Okay, okay, we get it. Musical composition is not the priority here. (Hopefully that explains why, halfway through a music festival review, there has yet to be any specific mention of the music.) But really, the grounds by which we should judge these kinds of events are in their ability to facilitate a bumpin’ dance party. So how did Mad Decent fare here? Well, dec— not bad. A popular philosophical grievance with outdoor EDM festivals often manifests as, “Fucking turn it up!” And while we shouldn’t fault the performers or engineers for the volume inadequacies—they weren’t the ones to sign the city ordinances—it’s hard to resist when you can carry on a normal conversation only twenty-five feet from the stage. One of EDM’s vital characteristics is the loudness, necessary to drown out the ecstasy-fueled, emotional gushing and incessant chanting of “ATL ho!” which can be heard at approximately every youth-attended Atlanta concert. (In enforcement of a new policy, Mad Decent now only admits those eighteen and older. Funnily enough, an impressive number of attendees looked to be exactly eighteen years of age.) Now, by Zeds Dead’s penultimate set, the levels ramped up, and by Major Lazer’s finale, things got plenty loud.
Despite the variety of musical influences Mad Decent brings to the table, I had a hard time identifying many redemptive moments. Torontonian Keys N Krates’ nondescript EDM provided minimal variation in tempo and energy level. Likewise for Amsterdam-based trio (or duo, in this case) Yellow Claw, whose most memorable moments were emcee Bizzey’s antagonisms of the crowd. (His repeated instructions for the audience to “jump, jump, jump” roused dusty clouds that left me blowing dirt out my nose for hours to come.) At one point, he commanded everyone to “get low”, calling out those who refused, asking if they “felt cool”, and another time, he paused the set to give the audience a lesson in dancing to 6/8 meter. I imagine only those with the uncanny ability to dance through condescension really enjoyed this set. Even renowned bass droppers Zeds Dead seemed to go easy on the bangers, but those with the greatest stage proximity might disagree. Overall, I sensed a general malaise about the crowd that I’m sure could have been remedied by more attention to the festival’s energy.
Some of the most effective moments of the earlier sets were when the performers evoked well-known samples. Notable instances were the sampling of “Seven Nation Army’s” legendary guitar line and the pitched-up “reaching for high” and heavy horn riff of TNGHT’s “Higher Ground”. At these moments, audience members would perk up and maybe begin twisting their hips more vigorously. Still, I can’t help but dismiss this tactic as somewhat cheap, especially as the samples were not used at all subtly and relied entirely on the anthemic effect achieved through audience recognition. These samples would loop in my head long after they ended on stage, which I suppose was the point.

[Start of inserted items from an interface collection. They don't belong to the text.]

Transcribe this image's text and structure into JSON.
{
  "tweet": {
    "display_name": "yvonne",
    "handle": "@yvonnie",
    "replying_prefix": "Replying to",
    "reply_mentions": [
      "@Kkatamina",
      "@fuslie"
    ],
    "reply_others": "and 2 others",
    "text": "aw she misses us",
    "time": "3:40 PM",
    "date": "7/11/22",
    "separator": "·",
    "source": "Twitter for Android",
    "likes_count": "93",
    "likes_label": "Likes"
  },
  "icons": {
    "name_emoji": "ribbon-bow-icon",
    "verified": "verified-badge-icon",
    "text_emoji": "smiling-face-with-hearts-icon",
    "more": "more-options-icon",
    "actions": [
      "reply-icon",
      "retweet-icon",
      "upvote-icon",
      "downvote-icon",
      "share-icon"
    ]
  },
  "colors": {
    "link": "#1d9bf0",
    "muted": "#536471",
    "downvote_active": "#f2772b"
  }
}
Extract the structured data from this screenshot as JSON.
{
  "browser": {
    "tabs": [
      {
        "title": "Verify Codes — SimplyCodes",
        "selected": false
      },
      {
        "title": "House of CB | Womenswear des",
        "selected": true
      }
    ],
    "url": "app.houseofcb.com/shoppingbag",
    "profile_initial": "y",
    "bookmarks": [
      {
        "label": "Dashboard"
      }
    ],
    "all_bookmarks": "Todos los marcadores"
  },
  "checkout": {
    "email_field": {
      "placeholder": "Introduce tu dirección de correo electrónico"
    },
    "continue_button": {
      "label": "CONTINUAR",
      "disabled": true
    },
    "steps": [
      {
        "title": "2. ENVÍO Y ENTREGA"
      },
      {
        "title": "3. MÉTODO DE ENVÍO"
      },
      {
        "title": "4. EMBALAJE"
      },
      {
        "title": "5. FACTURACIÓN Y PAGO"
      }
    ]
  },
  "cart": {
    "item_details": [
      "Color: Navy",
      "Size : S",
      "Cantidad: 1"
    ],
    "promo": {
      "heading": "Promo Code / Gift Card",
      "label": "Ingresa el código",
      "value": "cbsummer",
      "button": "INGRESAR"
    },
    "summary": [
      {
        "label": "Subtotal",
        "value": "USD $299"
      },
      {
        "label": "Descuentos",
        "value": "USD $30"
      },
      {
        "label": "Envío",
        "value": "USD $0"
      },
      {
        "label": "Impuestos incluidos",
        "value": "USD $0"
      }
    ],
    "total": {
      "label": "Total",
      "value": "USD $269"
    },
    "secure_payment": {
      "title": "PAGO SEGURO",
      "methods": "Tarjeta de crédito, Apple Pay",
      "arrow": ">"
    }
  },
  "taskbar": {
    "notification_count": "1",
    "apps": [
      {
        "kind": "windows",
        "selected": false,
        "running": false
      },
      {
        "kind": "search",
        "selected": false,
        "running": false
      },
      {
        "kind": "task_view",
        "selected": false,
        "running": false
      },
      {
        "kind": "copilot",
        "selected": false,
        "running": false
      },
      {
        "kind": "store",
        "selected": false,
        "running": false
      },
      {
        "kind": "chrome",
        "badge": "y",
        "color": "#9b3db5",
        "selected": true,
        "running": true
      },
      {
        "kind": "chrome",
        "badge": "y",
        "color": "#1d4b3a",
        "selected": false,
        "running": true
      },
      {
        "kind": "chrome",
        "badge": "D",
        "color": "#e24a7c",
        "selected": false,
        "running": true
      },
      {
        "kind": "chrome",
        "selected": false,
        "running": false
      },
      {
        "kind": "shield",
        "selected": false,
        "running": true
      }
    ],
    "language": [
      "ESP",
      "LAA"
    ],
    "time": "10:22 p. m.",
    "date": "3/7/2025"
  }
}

By the time Major Lazer took the stage, darkness had finally set it. As easily the most bumpin’ set, it was worth the wait. The energy level benefited not only from adequate loudness but also from a smaller, denser, and more dedicated crowd. Plus, the inclusion of female dancers and Diplo traversing the crowd in a giant, inflatable ball certainly elevated the festival to new heights, even if through pure theatrics. But the biggest surprise, in light of the other acts, was the music. With their fiercer reggae- and house-influence brand of EDM, Major Lazer handily won over the expectant crowd. Although they sampled the impregnable “Crank Dat (Soulja Boy)” and even facilitated the infamous “ATL ho!” chant, they still put on the best Mad Decent set I’ve ever seen.